_Task statement:_ Print the records below exactly, and do not carry over any picture.

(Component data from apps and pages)
════

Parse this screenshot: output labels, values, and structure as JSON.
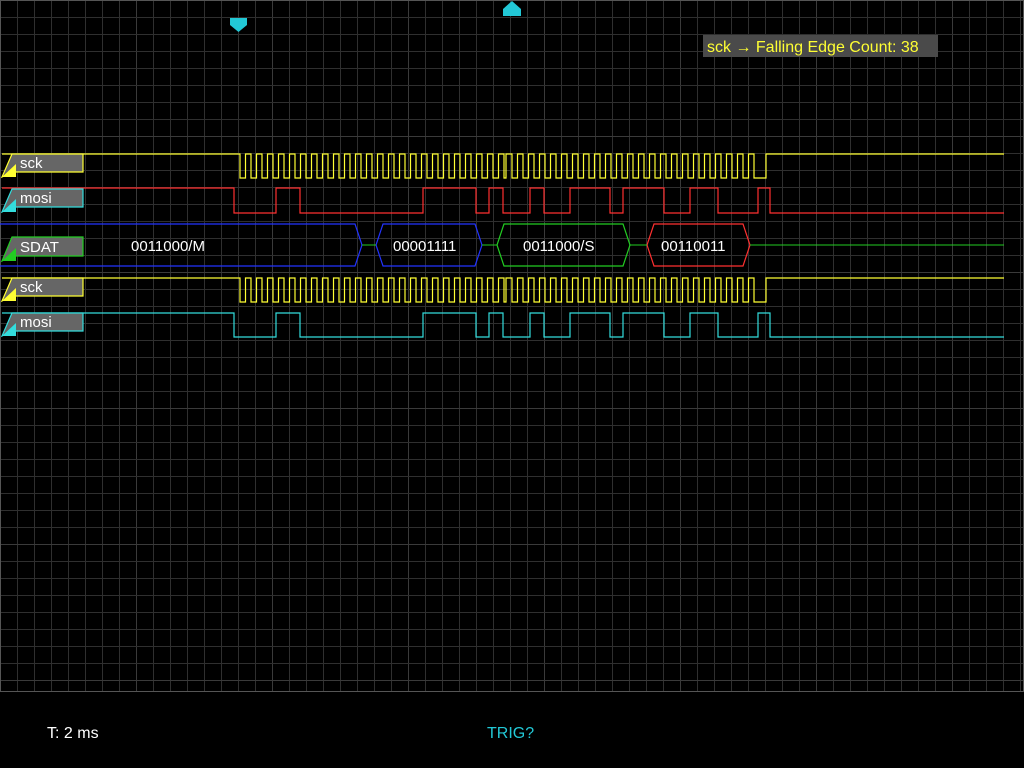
{
  "measurement": {
    "text": "sck → Falling Edge Count: 38"
  },
  "channels": [
    {
      "name": "sck",
      "color": "#ffff33"
    },
    {
      "name": "mosi",
      "color": "#ff3030"
    },
    {
      "name": "SDAT",
      "color": "#22cc22"
    },
    {
      "name": "sck",
      "color": "#ffff33"
    },
    {
      "name": "mosi",
      "color": "#33dddd"
    }
  ],
  "decode_packets": [
    {
      "text": "0011000/M",
      "color": "#2233ff"
    },
    {
      "text": "00001111",
      "color": "#2233ff"
    },
    {
      "text": "0011000/S",
      "color": "#22cc22"
    },
    {
      "text": "00110011",
      "color": "#ff3030"
    }
  ],
  "status": {
    "timebase": "T: 2 ms",
    "trigger": "TRIG?"
  },
  "colors": {
    "grid": "#2f2f2f",
    "grid_major": "#3a3a3a",
    "marker": "#22c8d6",
    "trigger_text": "#22c8d6",
    "measure_bg": "#4a4a4a"
  },
  "icons": {
    "cursor_marker_a": "marker-down-icon",
    "trigger_marker": "trigger-position-icon"
  }
}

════

_Task response:_
Parse this screenshot: output labels, values, and structure as JSON.
{
  "measurement": {
    "text": "sck → Falling Edge Count: 38"
  },
  "channels": [
    {
      "name": "sck",
      "color": "#ffff33"
    },
    {
      "name": "mosi",
      "color": "#ff3030"
    },
    {
      "name": "SDAT",
      "color": "#22cc22"
    },
    {
      "name": "sck",
      "color": "#ffff33"
    },
    {
      "name": "mosi",
      "color": "#33dddd"
    }
  ],
  "decode_packets": [
    {
      "text": "0011000/M",
      "color": "#2233ff"
    },
    {
      "text": "00001111",
      "color": "#2233ff"
    },
    {
      "text": "0011000/S",
      "color": "#22cc22"
    },
    {
      "text": "00110011",
      "color": "#ff3030"
    }
  ],
  "status": {
    "timebase": "T: 2 ms",
    "trigger": "TRIG?"
  },
  "colors": {
    "grid": "#2f2f2f",
    "grid_major": "#3a3a3a",
    "marker": "#22c8d6",
    "trigger_text": "#22c8d6",
    "measure_bg": "#4a4a4a"
  },
  "icons": {
    "cursor_marker_a": "marker-down-icon",
    "trigger_marker": "trigger-position-icon"
  }
}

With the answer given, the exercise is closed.